Exercise instructions:
From the material beneath, pull every line with the word "into".

Entries supplied:
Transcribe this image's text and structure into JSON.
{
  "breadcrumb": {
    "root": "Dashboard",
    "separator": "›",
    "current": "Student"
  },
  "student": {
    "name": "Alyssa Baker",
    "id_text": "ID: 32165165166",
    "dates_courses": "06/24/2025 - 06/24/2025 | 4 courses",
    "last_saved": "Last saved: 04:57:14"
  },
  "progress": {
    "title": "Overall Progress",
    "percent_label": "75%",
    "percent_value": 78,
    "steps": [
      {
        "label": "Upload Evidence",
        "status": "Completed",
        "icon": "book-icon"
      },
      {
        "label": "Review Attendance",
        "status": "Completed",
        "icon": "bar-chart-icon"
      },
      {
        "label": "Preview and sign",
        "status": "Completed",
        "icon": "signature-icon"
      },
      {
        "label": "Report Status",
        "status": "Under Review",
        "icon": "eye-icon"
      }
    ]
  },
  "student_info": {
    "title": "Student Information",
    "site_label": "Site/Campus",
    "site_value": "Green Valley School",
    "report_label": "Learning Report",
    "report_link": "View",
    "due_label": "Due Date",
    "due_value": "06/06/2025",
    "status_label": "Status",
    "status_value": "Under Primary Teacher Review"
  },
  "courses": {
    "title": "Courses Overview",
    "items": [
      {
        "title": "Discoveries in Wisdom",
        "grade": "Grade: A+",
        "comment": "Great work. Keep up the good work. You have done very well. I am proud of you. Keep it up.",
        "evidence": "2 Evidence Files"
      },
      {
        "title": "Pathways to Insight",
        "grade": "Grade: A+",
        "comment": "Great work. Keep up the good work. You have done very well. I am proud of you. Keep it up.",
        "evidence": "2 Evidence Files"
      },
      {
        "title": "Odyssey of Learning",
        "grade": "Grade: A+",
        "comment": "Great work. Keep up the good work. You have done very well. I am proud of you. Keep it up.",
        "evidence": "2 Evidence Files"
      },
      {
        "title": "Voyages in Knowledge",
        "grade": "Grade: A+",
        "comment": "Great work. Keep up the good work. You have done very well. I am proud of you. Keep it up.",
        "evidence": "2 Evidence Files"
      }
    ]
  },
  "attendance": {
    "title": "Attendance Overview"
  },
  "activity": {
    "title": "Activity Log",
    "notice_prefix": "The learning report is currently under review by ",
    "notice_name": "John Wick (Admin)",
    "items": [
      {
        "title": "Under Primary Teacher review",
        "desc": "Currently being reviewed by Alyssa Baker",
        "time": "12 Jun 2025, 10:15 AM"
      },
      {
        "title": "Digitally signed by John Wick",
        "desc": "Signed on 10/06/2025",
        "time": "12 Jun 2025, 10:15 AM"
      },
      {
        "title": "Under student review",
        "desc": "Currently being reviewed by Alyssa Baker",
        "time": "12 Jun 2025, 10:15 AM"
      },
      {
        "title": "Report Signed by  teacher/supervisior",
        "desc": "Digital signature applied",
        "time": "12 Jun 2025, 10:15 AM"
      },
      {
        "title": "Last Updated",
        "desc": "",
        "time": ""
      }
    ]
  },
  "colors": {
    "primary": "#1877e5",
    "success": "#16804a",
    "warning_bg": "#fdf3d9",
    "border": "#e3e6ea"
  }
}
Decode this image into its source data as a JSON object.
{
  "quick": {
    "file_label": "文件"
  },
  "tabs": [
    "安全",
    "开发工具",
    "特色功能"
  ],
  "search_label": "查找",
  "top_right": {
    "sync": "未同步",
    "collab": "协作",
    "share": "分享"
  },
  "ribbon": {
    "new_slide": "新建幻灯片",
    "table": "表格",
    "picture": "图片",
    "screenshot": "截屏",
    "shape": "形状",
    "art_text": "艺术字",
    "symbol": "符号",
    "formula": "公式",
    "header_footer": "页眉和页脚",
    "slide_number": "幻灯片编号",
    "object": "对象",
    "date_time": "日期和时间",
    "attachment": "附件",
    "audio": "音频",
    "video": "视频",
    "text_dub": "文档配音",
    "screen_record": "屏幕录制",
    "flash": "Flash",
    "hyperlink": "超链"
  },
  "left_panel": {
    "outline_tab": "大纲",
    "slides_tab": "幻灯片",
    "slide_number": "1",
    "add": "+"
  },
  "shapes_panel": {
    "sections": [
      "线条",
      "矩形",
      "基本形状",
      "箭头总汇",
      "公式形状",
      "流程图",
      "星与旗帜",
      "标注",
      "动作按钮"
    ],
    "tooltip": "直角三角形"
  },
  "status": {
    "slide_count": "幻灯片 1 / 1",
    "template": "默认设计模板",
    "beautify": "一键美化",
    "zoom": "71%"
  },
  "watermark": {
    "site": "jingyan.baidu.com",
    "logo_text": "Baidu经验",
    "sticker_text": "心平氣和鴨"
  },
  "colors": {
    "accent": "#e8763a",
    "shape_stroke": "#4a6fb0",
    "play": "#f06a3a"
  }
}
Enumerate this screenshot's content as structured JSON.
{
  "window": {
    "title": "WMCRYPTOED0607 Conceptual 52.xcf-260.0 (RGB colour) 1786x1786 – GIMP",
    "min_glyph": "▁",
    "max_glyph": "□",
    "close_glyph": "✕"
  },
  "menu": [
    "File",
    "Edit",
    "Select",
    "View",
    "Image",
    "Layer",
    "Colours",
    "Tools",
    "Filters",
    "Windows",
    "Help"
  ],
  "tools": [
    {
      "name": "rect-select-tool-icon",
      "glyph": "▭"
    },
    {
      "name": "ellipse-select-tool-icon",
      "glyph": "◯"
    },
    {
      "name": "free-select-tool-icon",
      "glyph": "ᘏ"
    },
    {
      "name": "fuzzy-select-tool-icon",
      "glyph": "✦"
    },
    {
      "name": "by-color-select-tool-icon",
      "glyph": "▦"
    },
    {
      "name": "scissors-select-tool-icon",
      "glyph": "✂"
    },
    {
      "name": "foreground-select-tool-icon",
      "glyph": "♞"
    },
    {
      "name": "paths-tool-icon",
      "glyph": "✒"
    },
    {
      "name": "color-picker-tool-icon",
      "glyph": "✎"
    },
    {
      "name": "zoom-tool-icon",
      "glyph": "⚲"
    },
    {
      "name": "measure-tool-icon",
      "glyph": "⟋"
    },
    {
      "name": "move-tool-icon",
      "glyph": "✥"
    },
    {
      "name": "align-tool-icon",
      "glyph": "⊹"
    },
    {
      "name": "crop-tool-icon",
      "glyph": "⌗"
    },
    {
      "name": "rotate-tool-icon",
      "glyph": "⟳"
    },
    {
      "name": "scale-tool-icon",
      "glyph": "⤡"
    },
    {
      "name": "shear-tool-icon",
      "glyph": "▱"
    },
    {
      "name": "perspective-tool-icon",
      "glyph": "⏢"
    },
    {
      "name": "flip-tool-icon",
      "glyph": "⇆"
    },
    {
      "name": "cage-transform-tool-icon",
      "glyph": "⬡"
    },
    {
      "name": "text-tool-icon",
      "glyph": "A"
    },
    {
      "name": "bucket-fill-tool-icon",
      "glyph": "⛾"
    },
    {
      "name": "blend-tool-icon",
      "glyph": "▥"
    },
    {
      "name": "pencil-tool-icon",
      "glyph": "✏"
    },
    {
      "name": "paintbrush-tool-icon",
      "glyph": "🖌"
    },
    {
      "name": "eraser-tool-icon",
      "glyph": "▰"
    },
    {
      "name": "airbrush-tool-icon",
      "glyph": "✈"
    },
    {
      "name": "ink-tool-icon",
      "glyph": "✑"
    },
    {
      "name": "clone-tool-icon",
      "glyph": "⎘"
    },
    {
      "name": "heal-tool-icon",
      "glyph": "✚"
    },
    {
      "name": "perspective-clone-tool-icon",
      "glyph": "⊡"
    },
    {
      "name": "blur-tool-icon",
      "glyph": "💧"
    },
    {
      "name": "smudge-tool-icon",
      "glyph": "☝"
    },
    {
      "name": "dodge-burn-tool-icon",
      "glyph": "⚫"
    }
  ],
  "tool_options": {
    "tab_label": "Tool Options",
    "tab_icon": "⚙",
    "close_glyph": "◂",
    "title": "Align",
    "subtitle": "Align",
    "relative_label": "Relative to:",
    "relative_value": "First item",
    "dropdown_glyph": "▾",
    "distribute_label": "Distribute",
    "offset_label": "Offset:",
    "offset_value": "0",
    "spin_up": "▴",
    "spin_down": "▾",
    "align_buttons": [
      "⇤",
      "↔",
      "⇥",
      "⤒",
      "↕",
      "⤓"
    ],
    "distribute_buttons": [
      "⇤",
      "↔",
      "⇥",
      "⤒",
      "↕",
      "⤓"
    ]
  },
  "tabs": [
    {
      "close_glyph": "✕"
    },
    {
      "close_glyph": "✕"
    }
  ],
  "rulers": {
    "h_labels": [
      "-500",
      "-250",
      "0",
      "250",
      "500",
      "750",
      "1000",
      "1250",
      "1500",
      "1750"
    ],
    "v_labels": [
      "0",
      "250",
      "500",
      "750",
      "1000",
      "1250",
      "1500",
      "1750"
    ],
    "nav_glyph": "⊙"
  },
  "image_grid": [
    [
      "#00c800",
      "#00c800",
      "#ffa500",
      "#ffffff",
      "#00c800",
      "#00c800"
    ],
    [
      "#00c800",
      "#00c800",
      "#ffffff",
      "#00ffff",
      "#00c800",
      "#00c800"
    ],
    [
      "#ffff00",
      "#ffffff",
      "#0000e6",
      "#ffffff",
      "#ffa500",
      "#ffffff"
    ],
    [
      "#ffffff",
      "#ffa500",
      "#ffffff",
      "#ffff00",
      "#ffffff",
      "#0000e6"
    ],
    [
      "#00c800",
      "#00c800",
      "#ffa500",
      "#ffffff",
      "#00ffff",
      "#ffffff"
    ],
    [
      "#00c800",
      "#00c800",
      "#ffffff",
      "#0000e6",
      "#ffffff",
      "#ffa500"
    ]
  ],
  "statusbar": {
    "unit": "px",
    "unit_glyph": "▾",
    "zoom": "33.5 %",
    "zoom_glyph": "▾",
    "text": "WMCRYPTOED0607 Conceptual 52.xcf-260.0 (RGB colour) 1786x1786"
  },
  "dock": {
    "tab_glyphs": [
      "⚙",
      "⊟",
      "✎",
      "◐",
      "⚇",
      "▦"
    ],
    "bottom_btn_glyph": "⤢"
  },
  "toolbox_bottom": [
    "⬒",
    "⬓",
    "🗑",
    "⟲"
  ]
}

Result of this exercise:
Transcribe this image's text and structure into JSON.
Decode this image into its source data as a JSON object.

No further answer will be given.